The general idea behind the emergent world of location-based apps and media objects is that it eliminates the factor of privacy, in a sense—while also allowing you to connect with people in your general perimeter, by your decision of course. Essentially, you are trading your privacy and giving up your location for communication—when put bluntly. An article on TechCrunch addresses this concept in regards to Yik Yak by explaining that these apps are developed for “sharing moments not gossip”. Author Sarah Perez compares and contrasts Yik Yak and Spayce and concludes: “The idea that the world needs a “Twitter for locations,” so to speak, is one that’s been tried for years on end but had yet to take off, at least until Yik Yak came around. But even that app’s popularity is largely due to its salacious, gossipy content and users’ ability to hide their identities. The pull of anonymity has helped Yik Yak grow quickly, but possibly, unsustainably.” (Perez. Tech Crunch, 2015)
Although location-based everything is becoming our go-to method for communicating, forming friendships, as well as keep in touch with people, it also adds for many issues concerning these emerging apps. You are able to communicate by location, but without identity. Yik Yak has received much pushback in regards to this aspect due to many parents angrily blaming the app for online bullying, as well as CNET discussing death threats being intitiated due to the fact that people inherit a sense of power when remaining identity-less. Watch both segments here and here.
So now what

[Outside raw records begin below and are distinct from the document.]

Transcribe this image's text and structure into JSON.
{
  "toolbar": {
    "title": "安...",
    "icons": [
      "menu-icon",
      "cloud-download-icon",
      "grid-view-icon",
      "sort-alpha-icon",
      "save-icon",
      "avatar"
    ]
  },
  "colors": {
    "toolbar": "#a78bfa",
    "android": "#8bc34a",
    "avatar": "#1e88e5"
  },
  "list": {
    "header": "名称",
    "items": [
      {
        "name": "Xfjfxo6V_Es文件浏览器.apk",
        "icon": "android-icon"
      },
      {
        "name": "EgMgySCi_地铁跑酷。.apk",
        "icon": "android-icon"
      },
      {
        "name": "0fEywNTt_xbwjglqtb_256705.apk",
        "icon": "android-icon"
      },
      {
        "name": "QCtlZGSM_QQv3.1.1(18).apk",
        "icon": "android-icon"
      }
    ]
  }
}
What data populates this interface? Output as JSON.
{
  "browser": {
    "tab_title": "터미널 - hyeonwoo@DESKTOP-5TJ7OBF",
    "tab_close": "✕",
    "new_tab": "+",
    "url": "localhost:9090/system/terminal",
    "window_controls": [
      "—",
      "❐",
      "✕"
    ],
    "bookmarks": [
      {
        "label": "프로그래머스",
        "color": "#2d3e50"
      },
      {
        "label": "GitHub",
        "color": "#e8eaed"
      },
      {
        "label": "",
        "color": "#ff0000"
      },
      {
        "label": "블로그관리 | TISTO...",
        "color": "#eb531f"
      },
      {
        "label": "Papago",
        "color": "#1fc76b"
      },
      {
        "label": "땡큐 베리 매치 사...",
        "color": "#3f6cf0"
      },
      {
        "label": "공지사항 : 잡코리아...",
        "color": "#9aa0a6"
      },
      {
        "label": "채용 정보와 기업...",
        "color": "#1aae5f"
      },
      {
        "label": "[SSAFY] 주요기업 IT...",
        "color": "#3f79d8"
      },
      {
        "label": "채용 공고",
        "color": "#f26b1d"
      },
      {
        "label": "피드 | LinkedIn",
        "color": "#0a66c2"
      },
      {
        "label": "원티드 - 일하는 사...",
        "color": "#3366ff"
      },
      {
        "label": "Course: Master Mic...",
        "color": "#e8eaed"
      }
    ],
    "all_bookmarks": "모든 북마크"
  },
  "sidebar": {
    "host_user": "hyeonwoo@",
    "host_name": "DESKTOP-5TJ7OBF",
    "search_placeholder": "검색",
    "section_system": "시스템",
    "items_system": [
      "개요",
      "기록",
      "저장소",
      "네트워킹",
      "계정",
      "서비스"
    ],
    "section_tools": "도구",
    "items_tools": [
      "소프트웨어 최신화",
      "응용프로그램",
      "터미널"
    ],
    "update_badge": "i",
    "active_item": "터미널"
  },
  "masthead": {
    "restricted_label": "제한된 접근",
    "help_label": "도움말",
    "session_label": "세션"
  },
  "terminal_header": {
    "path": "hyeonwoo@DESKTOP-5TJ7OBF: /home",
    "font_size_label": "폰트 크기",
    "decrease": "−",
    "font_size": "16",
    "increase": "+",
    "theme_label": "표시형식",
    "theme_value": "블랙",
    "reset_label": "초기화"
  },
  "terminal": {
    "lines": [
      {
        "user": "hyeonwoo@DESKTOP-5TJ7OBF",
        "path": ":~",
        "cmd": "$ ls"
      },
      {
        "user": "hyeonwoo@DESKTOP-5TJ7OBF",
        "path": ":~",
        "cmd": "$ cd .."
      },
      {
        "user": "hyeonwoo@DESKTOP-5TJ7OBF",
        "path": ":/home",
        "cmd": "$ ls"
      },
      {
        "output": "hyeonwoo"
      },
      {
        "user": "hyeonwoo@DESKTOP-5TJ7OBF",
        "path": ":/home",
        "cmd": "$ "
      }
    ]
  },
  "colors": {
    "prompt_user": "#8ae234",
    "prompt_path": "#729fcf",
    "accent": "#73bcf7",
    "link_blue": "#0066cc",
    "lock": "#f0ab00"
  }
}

So ultimately, the question of whether or not the world of location based apps iscal meet-ups, shifting to a more emerging and communicative media sphere that encourages loinformation sharing, communication, business thriving, and more, rather than a world of local gossip and threats being made behind a glass screen. Which way will this new media unravel?
Allsopp, Ashleigh. “Social Media Apps That You Should Look out for in 2016.” PC Advisor. N.p., 21 Jan. 2016. Web. 18 Sept. 2016.
Pickavet, Henry. “Yik Yak.” TechCrunch. N.p., 2014. Web. 18 Sept. 2016.
Pot, Justin. “10 Things You Need to Know About Yik Yak.” MakeUseOf. N.p., 26 Jan. 2015. Web. 18 Sept. 2016.
Constine, Josh. “Yik Yak Yearns to Be Local, Not Just anonymous.” TechCrunch. N.p., 16 Aug. 2016. Web. 18 Sept. 2016.
Perez, Sarah. “Spayce Takes On Yik Yak With A Location-Based Social App For Sharing “Moments,” Not Gossip.” TechCrunch. N.p., 12 Mar. 2015. Web. 18 Sept. 2016.